The present study aimed to determine the effectiveness of intravenous dexmedetomidine of different concentrations and to evaluate its maternal and neonatal safety when combined with butorphanol in parturients undergoing cesarean section.
A total of 114 parturients between 24 and 43 years of age, with singleton pregnancy who underwent elective cesarean section under epidural anesthesia, were randomly allocated to four groups: group C received 0.9% sodium chloride after delivery, followed by butorphanol (3 μg·kg −1·h −1); patients in groups D1, D2, and D3 received 0.5 μg·kg −1·h −1 dexmedetomidine after delivery, followed by butorphanol (3 μg·kg −1·h −1) combined with dexmedetomidine 0.03, 0.05, and 0.08 μg·kg −1·h −1, respectively. The primary outcome was the visual analogue scale (VAS) score at 6 h after delivery when patients were at rest.

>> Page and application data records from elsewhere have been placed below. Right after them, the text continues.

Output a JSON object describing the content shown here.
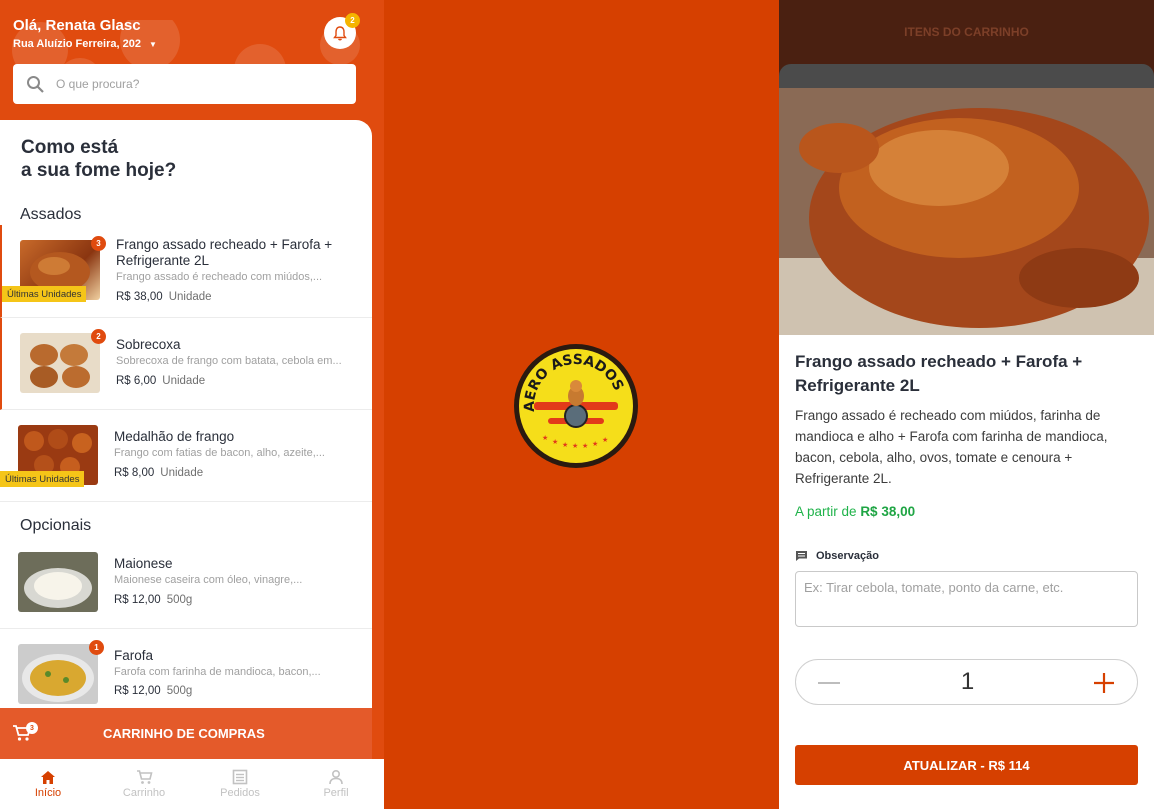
{
  "header": {
    "greeting": "Olá, Renata Glasc",
    "address": "Rua Aluízio Ferreira, 202",
    "notifications_count": "2"
  },
  "search": {
    "placeholder": "O que procura?"
  },
  "hero": {
    "title_line1": "Como está",
    "title_line2": "a sua fome hoje?"
  },
  "sections": [
    {
      "title": "Assados",
      "items": [
        {
          "name": "Frango assado recheado + Farofa + Refrigerante 2L",
          "desc": "Frango assado é recheado com miúdos,...",
          "price": "R$ 38,00",
          "unit": "Unidade",
          "badge": "3",
          "tag": "Últimas Unidades"
        },
        {
          "name": "Sobrecoxa",
          "desc": "Sobrecoxa de frango com batata, cebola em...",
          "price": "R$ 6,00",
          "unit": "Unidade",
          "badge": "2",
          "tag": ""
        },
        {
          "name": "Medalhão de frango",
          "desc": "Frango com fatias de bacon, alho, azeite,...",
          "price": "R$ 8,00",
          "unit": "Unidade",
          "badge": "",
          "tag": "Últimas Unidades"
        }
      ]
    },
    {
      "title": "Opcionais",
      "items": [
        {
          "name": "Maionese",
          "desc": "Maionese caseira com óleo, vinagre,...",
          "price": "R$ 12,00",
          "unit": "500g",
          "badge": "",
          "tag": ""
        },
        {
          "name": "Farofa",
          "desc": "Farofa com farinha de mandioca, bacon,...",
          "price": "R$ 12,00",
          "unit": "500g",
          "badge": "1",
          "tag": ""
        }
      ]
    }
  ],
  "cart_bar": {
    "label": "CARRINHO DE COMPRAS",
    "count": "3"
  },
  "bottom_nav": [
    {
      "label": "Início",
      "icon": "home-icon",
      "active": true
    },
    {
      "label": "Carrinho",
      "icon": "cart-icon",
      "active": false
    },
    {
      "label": "Pedidos",
      "icon": "orders-icon",
      "active": false
    },
    {
      "label": "Perfil",
      "icon": "profile-icon",
      "active": false
    }
  ],
  "logo": {
    "text": "AERO ASSADOS"
  },
  "detail": {
    "header_title": "ITENS DO CARRINHO",
    "title": "Frango assado recheado + Farofa + Refrigerante 2L",
    "description": "Frango assado é recheado com miúdos, farinha de mandioca e alho + Farofa com farinha de mandioca, bacon, cebola, alho, ovos, tomate e cenoura + Refrigerante 2L.",
    "price_prefix": "A partir de",
    "price": "R$ 38,00",
    "observation_label": "Observação",
    "observation_placeholder": "Ex: Tirar cebola, tomate, ponto da carne, etc.",
    "quantity": "1",
    "update_button": "ATUALIZAR - R$ 114"
  },
  "colors": {
    "brand": "#d64000",
    "accent": "#e04b0f",
    "badge_yellow": "#f5c518",
    "price_green": "#1fa544"
  }
}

Secondary outcome measures included VAS after delivery when patients were on movement and uterine cramping, Ramsay sedation scale (RSS), relative infant dose (RID) of dexmedetomidine, satisfaction with analgesia after surgery and symptoms of CNS depression in neonates.
There were no significant differences in patient characteristics among the groups ( P > 0.05). The VAS at all timepoints after delivery in groups D2 and D3 were significantly lower than in groups C and D1 ( P < 0.001). RSS scores were clearly higher in group D3 than in the other three groups at 6 h and 12 h ( P < 0.0001). RID in groups D1, D2, and D3 was 0.171%, 0.197%, and 0.370%, respectively. Compared with group D1, RID was higher in group D3 ( P = 0.0079). Degree of satisfaction with analgesia was higher in groups D2 and D3 ( P < 0.005).